▶ [Action item]
The entries need to be copied exactly as they stand, images left out.

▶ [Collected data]

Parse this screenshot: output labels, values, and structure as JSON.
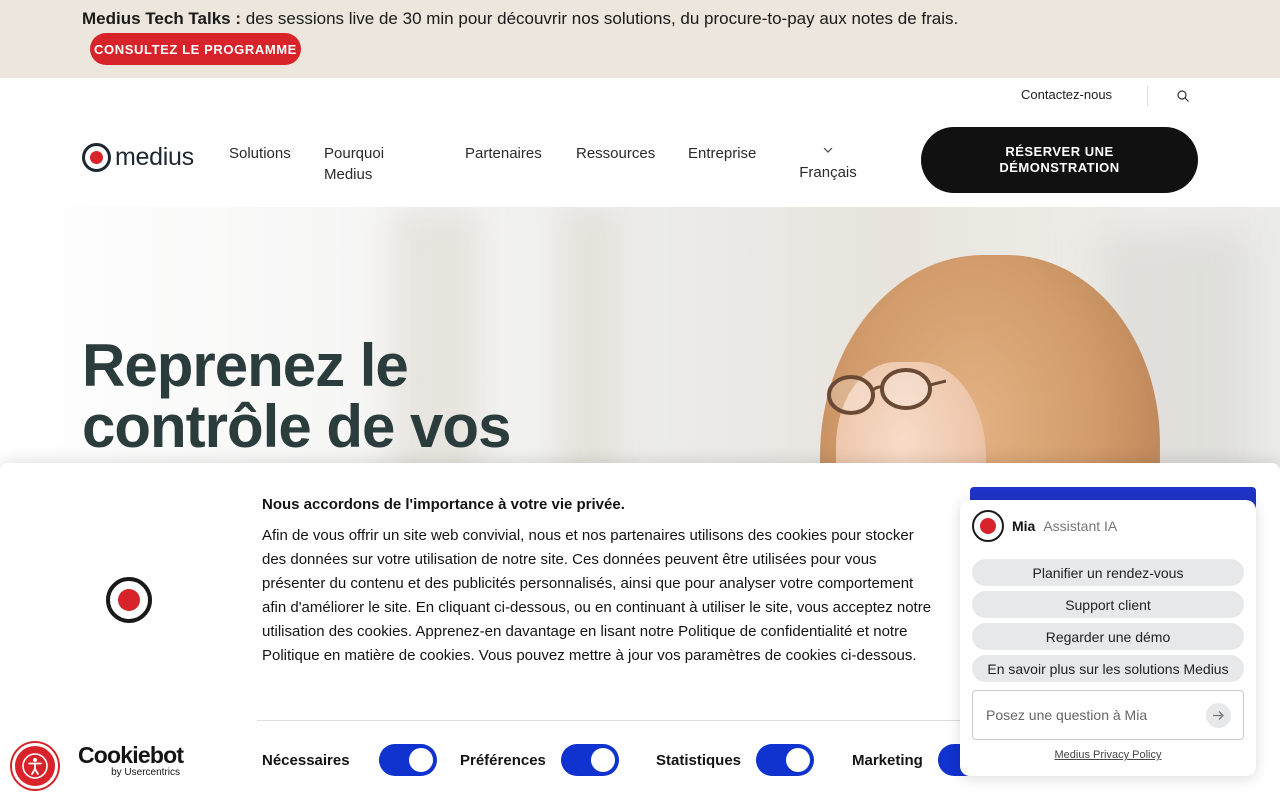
{
  "banner": {
    "title": "Medius Tech Talks :",
    "text": " des sessions live de 30 min pour découvrir nos solutions, du procure-to-pay aux notes de frais.",
    "cta": "CONSULTEZ LE PROGRAMME"
  },
  "header": {
    "contact": "Contactez-nous",
    "logo_text": "medius",
    "nav": {
      "solutions": "Solutions",
      "pourquoi_line1": "Pourquoi",
      "pourquoi_line2": "Medius",
      "partenaires": "Partenaires",
      "ressources": "Ressources",
      "entreprise": "Entreprise"
    },
    "language": "Français",
    "demo_line1": "RÉSERVER UNE",
    "demo_line2": "DÉMONSTRATION"
  },
  "hero": {
    "title_line1": "Reprenez le",
    "title_line2": "contrôle de vos"
  },
  "cookie": {
    "title": "Nous accordons de l'importance à votre vie privée.",
    "body": "Afin de vous offrir un site web convivial, nous et nos partenaires utilisons des cookies pour stocker des données sur votre utilisation de notre site. Ces données peuvent être utilisées pour vous présenter du contenu et des publicités personnalisés, ainsi que pour analyser votre comportement afin d'améliorer le site. En cliquant ci-dessous, ou en continuant à utiliser le site, vous acceptez notre utilisation des cookies. Apprenez-en davantage en lisant notre Politique de confidentialité et notre Politique en matière de cookies. Vous pouvez mettre à jour vos paramètres de cookies ci-dessous.",
    "toggles": {
      "necessary": "Nécessaires",
      "preferences": "Préférences",
      "statistics": "Statistiques",
      "marketing": "Marketing"
    },
    "brand_name": "Cookiebot",
    "brand_by": "by Usercentrics"
  },
  "chat": {
    "name": "Mia",
    "role": "Assistant IA",
    "chips": [
      "Planifier un rendez-vous",
      "Support client",
      "Regarder une démo",
      "En savoir plus sur les solutions Medius"
    ],
    "placeholder": "Posez une question à Mia",
    "policy": "Medius Privacy Policy"
  },
  "colors": {
    "brand_red": "#d8232a",
    "toggle_blue": "#1032cf",
    "heading": "#2b3c3c"
  }
}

▶ [Result for this task]
Parse this screenshot: output labels, values, and structure as JSON.
{
  "banner": {
    "title": "Medius Tech Talks :",
    "text": " des sessions live de 30 min pour découvrir nos solutions, du procure-to-pay aux notes de frais.",
    "cta": "CONSULTEZ LE PROGRAMME"
  },
  "header": {
    "contact": "Contactez-nous",
    "logo_text": "medius",
    "nav": {
      "solutions": "Solutions",
      "pourquoi_line1": "Pourquoi",
      "pourquoi_line2": "Medius",
      "partenaires": "Partenaires",
      "ressources": "Ressources",
      "entreprise": "Entreprise"
    },
    "language": "Français",
    "demo_line1": "RÉSERVER UNE",
    "demo_line2": "DÉMONSTRATION"
  },
  "hero": {
    "title_line1": "Reprenez le",
    "title_line2": "contrôle de vos"
  },
  "cookie": {
    "title": "Nous accordons de l'importance à votre vie privée.",
    "body": "Afin de vous offrir un site web convivial, nous et nos partenaires utilisons des cookies pour stocker des données sur votre utilisation de notre site. Ces données peuvent être utilisées pour vous présenter du contenu et des publicités personnalisés, ainsi que pour analyser votre comportement afin d'améliorer le site. En cliquant ci-dessous, ou en continuant à utiliser le site, vous acceptez notre utilisation des cookies. Apprenez-en davantage en lisant notre Politique de confidentialité et notre Politique en matière de cookies. Vous pouvez mettre à jour vos paramètres de cookies ci-dessous.",
    "toggles": {
      "necessary": "Nécessaires",
      "preferences": "Préférences",
      "statistics": "Statistiques",
      "marketing": "Marketing"
    },
    "brand_name": "Cookiebot",
    "brand_by": "by Usercentrics"
  },
  "chat": {
    "name": "Mia",
    "role": "Assistant IA",
    "chips": [
      "Planifier un rendez-vous",
      "Support client",
      "Regarder une démo",
      "En savoir plus sur les solutions Medius"
    ],
    "placeholder": "Posez une question à Mia",
    "policy": "Medius Privacy Policy"
  },
  "colors": {
    "brand_red": "#d8232a",
    "toggle_blue": "#1032cf",
    "heading": "#2b3c3c"
  }
}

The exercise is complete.